You are here

Rights of a Step Parent

My Husband and I are getting a divorce. We have a 1 year old son and also my step son who is 5. His son has lived with us since he was 2 and has minimal contact with his mother. My husband has Full Custody. The question is what are my rights when we divorce? who does my step son live with? what is his father wants him to stay with me and his brother? I know my husband believes this is what is best for him. Does he as the custodial parent have the right to determine that? Do I have visitaion rights? will he see his brother? What do I do?

Share this with your friends

Sorry about your situation, but unless you have formally adopted the child, you cannot simply take custody of the child.  Presumably, your husband has custody pursuant to a court order issued in his prior divorce.  When you go to family court, the judge will have to consider the wishes of the child's mother.  Courts in Massachusetts will always focus on the best interest of the child in custody matters.  So, if the child's mother is out of the picture, perhaps something can be arranged, possibly involving an adoption?  In any case, this issue in not something I have dealt with before, so perhaps you should talk to a family law attorney and let her walk you through the possibilities. 

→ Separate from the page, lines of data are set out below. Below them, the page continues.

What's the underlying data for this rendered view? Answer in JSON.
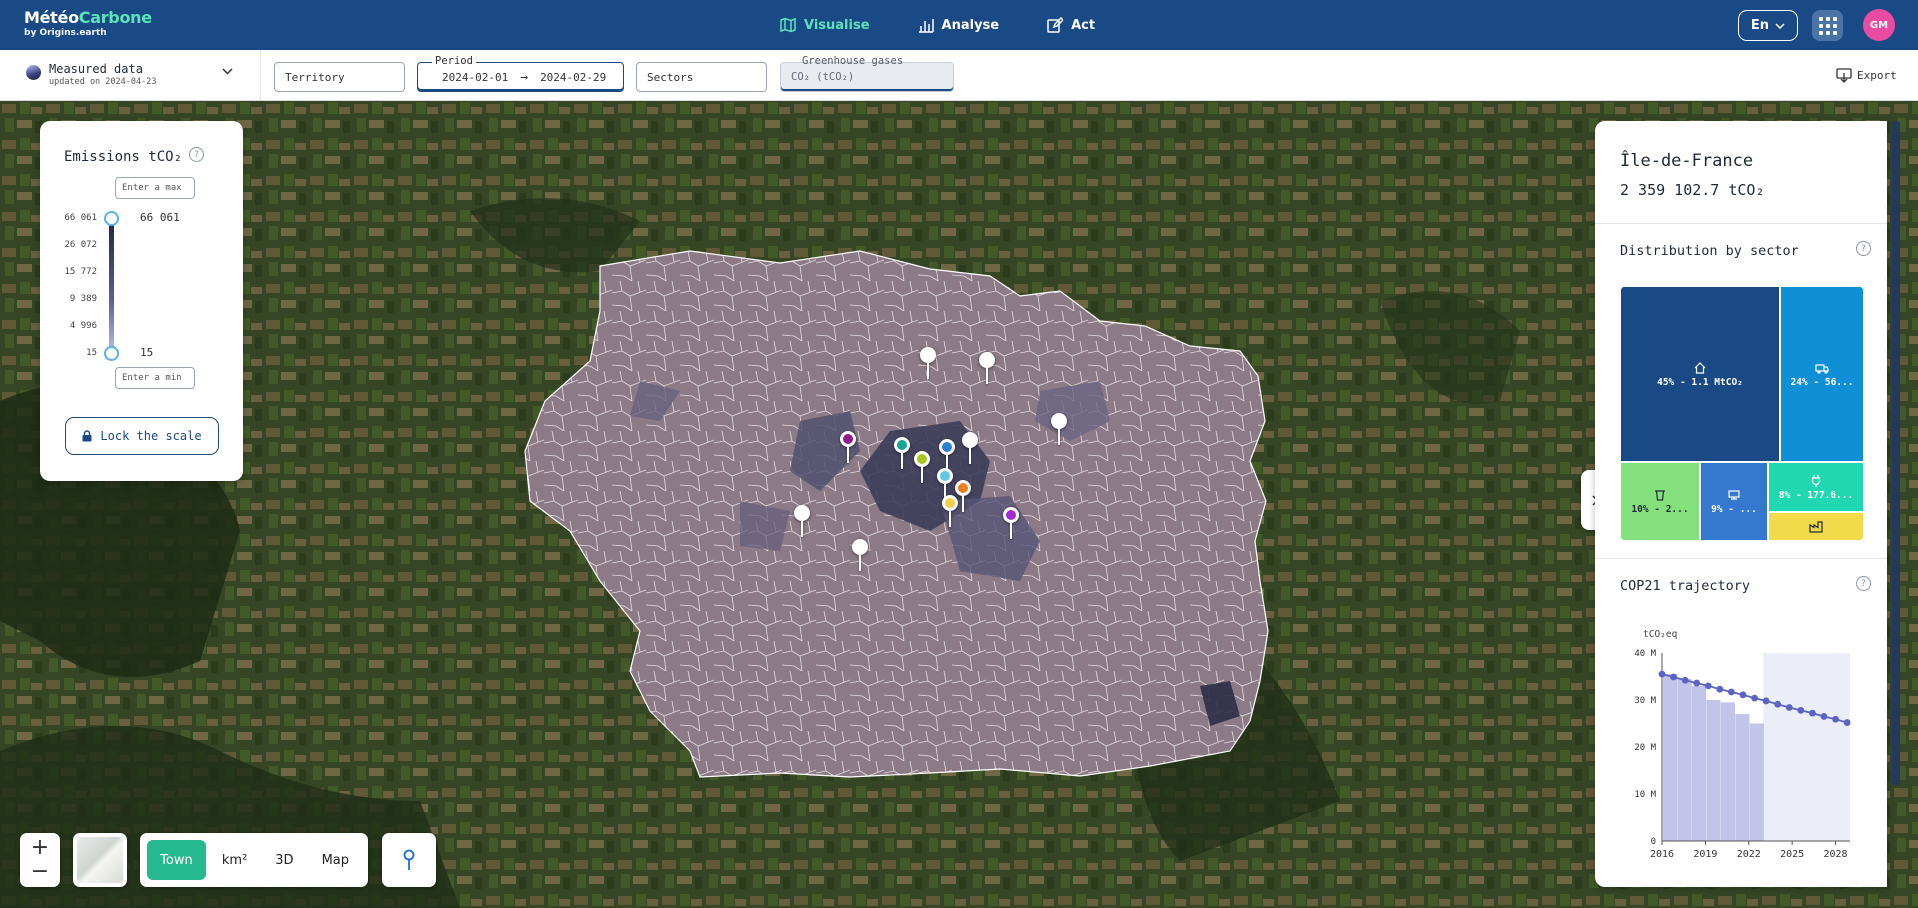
{
  "brand": {
    "name_a": "Météo",
    "name_b": "Carbone",
    "tagline": "by Origins.earth"
  },
  "nav": [
    {
      "label": "Visualise",
      "active": true
    },
    {
      "label": "Analyse",
      "active": false
    },
    {
      "label": "Act",
      "active": false
    }
  ],
  "header": {
    "language": "En",
    "avatar_initials": "GM"
  },
  "filters": {
    "dataset_title": "Measured data",
    "dataset_updated": "updated on 2024-04-23",
    "territory_placeholder": "Territory",
    "period_label": "Period",
    "period_start": "2024-02-01",
    "period_arrow": "→",
    "period_end": "2024-02-29",
    "sectors_placeholder": "Sectors",
    "ghg_label": "Greenhouse gases",
    "ghg_value": "CO₂ (tCO₂)",
    "export_label": "Export"
  },
  "legend": {
    "title": "Emissions tCO₂",
    "max_placeholder": "Enter a max",
    "min_placeholder": "Enter a min",
    "ticks": [
      "66 061",
      "26 072",
      "15 772",
      "9 389",
      "4 996",
      "15"
    ],
    "max_value": "66 061",
    "min_value": "15",
    "lock_label": "Lock the scale"
  },
  "map_controls": {
    "zoom_in": "+",
    "zoom_out": "−",
    "views": [
      {
        "label": "Town",
        "active": true
      },
      {
        "label": "km²",
        "active": false
      },
      {
        "label": "3D",
        "active": false
      },
      {
        "label": "Map",
        "active": false
      }
    ]
  },
  "map": {
    "markers": [
      {
        "color": "#ffffff"
      },
      {
        "color": "#ffffff"
      },
      {
        "color": "#ffffff"
      },
      {
        "color": "#8e1b8b"
      },
      {
        "color": "#17a598"
      },
      {
        "color": "#a7c51f"
      },
      {
        "color": "#2b7fd3"
      },
      {
        "color": "#ffffff"
      },
      {
        "color": "#5fc8e8"
      },
      {
        "color": "#ef7d22"
      },
      {
        "color": "#f0d24a"
      },
      {
        "color": "#a52ad6"
      },
      {
        "color": "#ffffff"
      },
      {
        "color": "#ffffff"
      }
    ]
  },
  "panel": {
    "region": "Île-de-France",
    "total": "2 359 102.7 tCO₂",
    "distribution_title": "Distribution by sector",
    "trajectory_title": "COP21 trajectory",
    "sectors": [
      {
        "label": "45% - 1.1 MtCO₂",
        "icon": "home-icon",
        "color": "#1a4a86"
      },
      {
        "label": "24% - 56...",
        "icon": "truck-icon",
        "color": "#0f8fd6"
      },
      {
        "label": "10% - 2...",
        "icon": "bin-icon",
        "color": "#83e07c"
      },
      {
        "label": "9% - ...",
        "icon": "building-icon",
        "color": "#3478cf"
      },
      {
        "label": "8% - 177.6...",
        "icon": "plug-icon",
        "color": "#1fd8b2"
      },
      {
        "label": "",
        "icon": "factory-icon",
        "color": "#f2db4a"
      }
    ]
  },
  "chart_data": {
    "type": "bar",
    "title": "COP21 trajectory",
    "ylabel": "tCO₂eq",
    "x": [
      2016,
      2017,
      2018,
      2019,
      2020,
      2021,
      2022,
      2023
    ],
    "yticks": [
      "0",
      "10 M",
      "20 M",
      "30 M",
      "40 M"
    ],
    "xticks": [
      "2016",
      "2019",
      "2022",
      "2025",
      "2028"
    ],
    "ylim": [
      0,
      40
    ],
    "xlim": [
      2016,
      2029
    ],
    "series": [
      {
        "values": [
          35.5,
          34.5,
          33,
          30,
          29.5,
          27,
          25,
          0
        ]
      }
    ],
    "trajectory": {
      "x": [
        2016,
        2016.8,
        2017.6,
        2018.4,
        2019.2,
        2020,
        2020.8,
        2021.6,
        2022.4,
        2023.2,
        2024,
        2024.8,
        2025.6,
        2026.4,
        2027.2,
        2028,
        2028.8
      ],
      "values": [
        35.5,
        34.9,
        34.2,
        33.6,
        33.0,
        32.3,
        31.7,
        31.1,
        30.4,
        29.8,
        29.1,
        28.4,
        27.8,
        27.2,
        26.5,
        25.9,
        25.2
      ]
    },
    "projection_end": 2029
  }
}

However, even if you do not get custody, it sounds like you and your husband are focused on what is best for the child.  Under those circumstances, I don't see why visitation will be an issue.  Good luck.

Hi - my ex-husband and I have always attended the parent-teacher conferences for our child. My ex is remarried and his new wife has asked to be a direct part of the meetings with the teacher. While I welcome her input in other areas of life with our child, I've respectfully ask they his father and I be the representatives at these meetings for our child and then afterwards the three of us can discuss. They are just normal parent/teacher meetings. She has told me that it doesn't matter what I want, that she will be there and I can't stop her. I don't want the focus to be on her, I want to maintain the focus of these meetings on my child. I've asked her to respect my position as his mother. As his mother, what are my rights in this matter?

Submitted Mon, 04/04/2016 - 19:16

Thank you for your question.

I'm sorry you are facing divorce and alienation from your step-son at the same time.

Unless you formally adopt your step-child, you will not have the legal rights of a parent. The good news is that there is a simplified form of adoption in Massachusetts called a "step-parent" or "second parent" adoption. Even step-parent adoption requires either the consent of the child's legally established or biological parent or the approval of the court over his or her objection.

You may want to seek an amicable adoption before the divorce is filed or you may want to assert that you have some quasi-parental rights based on your substantial contact with the child and the best interests of the child. Our office has taken on tough cases like these under a variety of circumstances, and I don't recommend that you go it alone.

For any other step parents reading this post, it is so critically important that you speak with an attorney about the possibility of petitioning the court for step-parent adoption.

Submitted Tue, 04/05/2016 - 08:50

I agree with my colleague: to exercise any parental rights over your husband's child, you would need to adopt him. There is, however, a less drastic measure if either you, the bio-parents or the court disagree with an adoption for any reason. There is nothing to stop you and your husband from coming to an agreement that the two brothers will be given opportunity to continue their filial relationship. It can be written into the stipulation of divorce and incorporated into the judgment.

You should consult with an attorney who can more fully explain the options and various procedures for any of these alternatives.

Feel free to contact my office for a free consultation.

Estela Matta, Esq.

Talk to a Divorce Attorney Today
Most offer FREE Consultations
Connect with The Forum
facebook google twitter linkedin